Listed records:
§

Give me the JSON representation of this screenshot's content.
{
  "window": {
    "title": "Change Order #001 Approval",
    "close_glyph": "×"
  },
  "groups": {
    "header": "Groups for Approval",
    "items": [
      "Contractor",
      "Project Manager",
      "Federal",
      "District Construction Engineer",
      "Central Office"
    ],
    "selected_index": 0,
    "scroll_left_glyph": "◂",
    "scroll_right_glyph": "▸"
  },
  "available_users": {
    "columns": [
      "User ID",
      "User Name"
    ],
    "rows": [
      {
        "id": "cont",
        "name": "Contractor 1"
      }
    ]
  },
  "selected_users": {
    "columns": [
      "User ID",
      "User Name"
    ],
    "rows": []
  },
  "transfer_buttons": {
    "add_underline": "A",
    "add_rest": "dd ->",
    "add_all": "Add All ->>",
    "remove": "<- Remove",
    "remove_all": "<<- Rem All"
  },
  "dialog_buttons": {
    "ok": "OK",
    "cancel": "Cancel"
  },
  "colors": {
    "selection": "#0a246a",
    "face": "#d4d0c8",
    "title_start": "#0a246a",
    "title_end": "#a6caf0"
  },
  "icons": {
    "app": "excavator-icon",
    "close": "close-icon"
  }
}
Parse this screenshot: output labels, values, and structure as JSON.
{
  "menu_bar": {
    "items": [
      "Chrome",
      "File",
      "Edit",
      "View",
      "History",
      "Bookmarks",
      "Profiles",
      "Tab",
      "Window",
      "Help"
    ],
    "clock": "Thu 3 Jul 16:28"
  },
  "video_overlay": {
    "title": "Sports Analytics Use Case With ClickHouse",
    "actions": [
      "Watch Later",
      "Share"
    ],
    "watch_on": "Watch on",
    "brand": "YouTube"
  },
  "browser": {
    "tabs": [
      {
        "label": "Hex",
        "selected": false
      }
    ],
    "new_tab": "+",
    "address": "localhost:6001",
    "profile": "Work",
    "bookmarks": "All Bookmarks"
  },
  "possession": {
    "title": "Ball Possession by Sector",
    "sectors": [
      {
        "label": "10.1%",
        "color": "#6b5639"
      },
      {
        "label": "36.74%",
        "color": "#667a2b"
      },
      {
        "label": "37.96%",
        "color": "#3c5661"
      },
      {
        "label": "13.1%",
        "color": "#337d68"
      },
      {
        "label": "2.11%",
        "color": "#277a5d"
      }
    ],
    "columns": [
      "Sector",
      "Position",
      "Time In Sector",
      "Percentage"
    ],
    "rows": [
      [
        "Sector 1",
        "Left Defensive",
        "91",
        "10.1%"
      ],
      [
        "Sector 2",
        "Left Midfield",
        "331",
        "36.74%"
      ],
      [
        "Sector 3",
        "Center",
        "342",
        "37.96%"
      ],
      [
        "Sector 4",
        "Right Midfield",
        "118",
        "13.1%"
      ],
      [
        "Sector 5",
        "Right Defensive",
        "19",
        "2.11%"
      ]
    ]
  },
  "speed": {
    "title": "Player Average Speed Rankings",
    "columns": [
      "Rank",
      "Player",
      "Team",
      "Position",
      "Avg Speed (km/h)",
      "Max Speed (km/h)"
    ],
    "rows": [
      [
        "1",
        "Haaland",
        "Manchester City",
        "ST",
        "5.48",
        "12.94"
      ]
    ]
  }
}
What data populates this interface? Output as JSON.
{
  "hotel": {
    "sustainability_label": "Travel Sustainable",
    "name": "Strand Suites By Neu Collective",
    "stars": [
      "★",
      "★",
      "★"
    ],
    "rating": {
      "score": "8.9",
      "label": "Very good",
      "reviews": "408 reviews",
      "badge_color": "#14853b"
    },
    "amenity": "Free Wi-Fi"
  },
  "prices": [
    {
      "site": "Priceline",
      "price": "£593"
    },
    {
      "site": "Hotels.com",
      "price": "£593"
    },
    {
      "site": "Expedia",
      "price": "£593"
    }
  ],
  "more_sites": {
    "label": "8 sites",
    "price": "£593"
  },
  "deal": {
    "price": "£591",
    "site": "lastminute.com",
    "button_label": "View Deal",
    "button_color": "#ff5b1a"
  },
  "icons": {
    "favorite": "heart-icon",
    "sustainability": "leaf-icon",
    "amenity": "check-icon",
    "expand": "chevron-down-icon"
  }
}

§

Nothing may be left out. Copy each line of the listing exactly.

Result of the task:
Give me the JSON representation of this screenshot's content.
{
  "window": {
    "title": "Change Order #001 Approval",
    "close_glyph": "×"
  },
  "groups": {
    "header": "Groups for Approval",
    "items": [
      "Contractor",
      "Project Manager",
      "Federal",
      "District Construction Engineer",
      "Central Office"
    ],
    "selected_index": 0,
    "scroll_left_glyph": "◂",
    "scroll_right_glyph": "▸"
  },
  "available_users": {
    "columns": [
      "User ID",
      "User Name"
    ],
    "rows": [
      {
        "id": "cont",
        "name": "Contractor 1"
      }
    ]
  },
  "selected_users": {
    "columns": [
      "User ID",
      "User Name"
    ],
    "rows": []
  },
  "transfer_buttons": {
    "add_underline": "A",
    "add_rest": "dd ->",
    "add_all": "Add All ->>",
    "remove": "<- Remove",
    "remove_all": "<<- Rem All"
  },
  "dialog_buttons": {
    "ok": "OK",
    "cancel": "Cancel"
  },
  "colors": {
    "selection": "#0a246a",
    "face": "#d4d0c8",
    "title_start": "#0a246a",
    "title_end": "#a6caf0"
  },
  "icons": {
    "app": "excavator-icon",
    "close": "close-icon"
  }
}
Parse this screenshot: output labels, values, and structure as JSON.
{
  "menu_bar": {
    "items": [
      "Chrome",
      "File",
      "Edit",
      "View",
      "History",
      "Bookmarks",
      "Profiles",
      "Tab",
      "Window",
      "Help"
    ],
    "clock": "Thu 3 Jul 16:28"
  },
  "video_overlay": {
    "title": "Sports Analytics Use Case With ClickHouse",
    "actions": [
      "Watch Later",
      "Share"
    ],
    "watch_on": "Watch on",
    "brand": "YouTube"
  },
  "browser": {
    "tabs": [
      {
        "label": "Hex",
        "selected": false
      }
    ],
    "new_tab": "+",
    "address": "localhost:6001",
    "profile": "Work",
    "bookmarks": "All Bookmarks"
  },
  "possession": {
    "title": "Ball Possession by Sector",
    "sectors": [
      {
        "label": "10.1%",
        "color": "#6b5639"
      },
      {
        "label": "36.74%",
        "color": "#667a2b"
      },
      {
        "label": "37.96%",
        "color": "#3c5661"
      },
      {
        "label": "13.1%",
        "color": "#337d68"
      },
      {
        "label": "2.11%",
        "color": "#277a5d"
      }
    ],
    "columns": [
      "Sector",
      "Position",
      "Time In Sector",
      "Percentage"
    ],
    "rows": [
      [
        "Sector 1",
        "Left Defensive",
        "91",
        "10.1%"
      ],
      [
        "Sector 2",
        "Left Midfield",
        "331",
        "36.74%"
      ],
      [
        "Sector 3",
        "Center",
        "342",
        "37.96%"
      ],
      [
        "Sector 4",
        "Right Midfield",
        "118",
        "13.1%"
      ],
      [
        "Sector 5",
        "Right Defensive",
        "19",
        "2.11%"
      ]
    ]
  },
  "speed": {
    "title": "Player Average Speed Rankings",
    "columns": [
      "Rank",
      "Player",
      "Team",
      "Position",
      "Avg Speed (km/h)",
      "Max Speed (km/h)"
    ],
    "rows": [
      [
        "1",
        "Haaland",
        "Manchester City",
        "ST",
        "5.48",
        "12.94"
      ]
    ]
  }
}
What data populates this interface? Output as JSON.
{
  "hotel": {
    "sustainability_label": "Travel Sustainable",
    "name": "Strand Suites By Neu Collective",
    "stars": [
      "★",
      "★",
      "★"
    ],
    "rating": {
      "score": "8.9",
      "label": "Very good",
      "reviews": "408 reviews",
      "badge_color": "#14853b"
    },
    "amenity": "Free Wi-Fi"
  },
  "prices": [
    {
      "site": "Priceline",
      "price": "£593"
    },
    {
      "site": "Hotels.com",
      "price": "£593"
    },
    {
      "site": "Expedia",
      "price": "£593"
    }
  ],
  "more_sites": {
    "label": "8 sites",
    "price": "£593"
  },
  "deal": {
    "price": "£591",
    "site": "lastminute.com",
    "button_label": "View Deal",
    "button_color": "#ff5b1a"
  },
  "icons": {
    "favorite": "heart-icon",
    "sustainability": "leaf-icon",
    "amenity": "check-icon",
    "expand": "chevron-down-icon"
  }
}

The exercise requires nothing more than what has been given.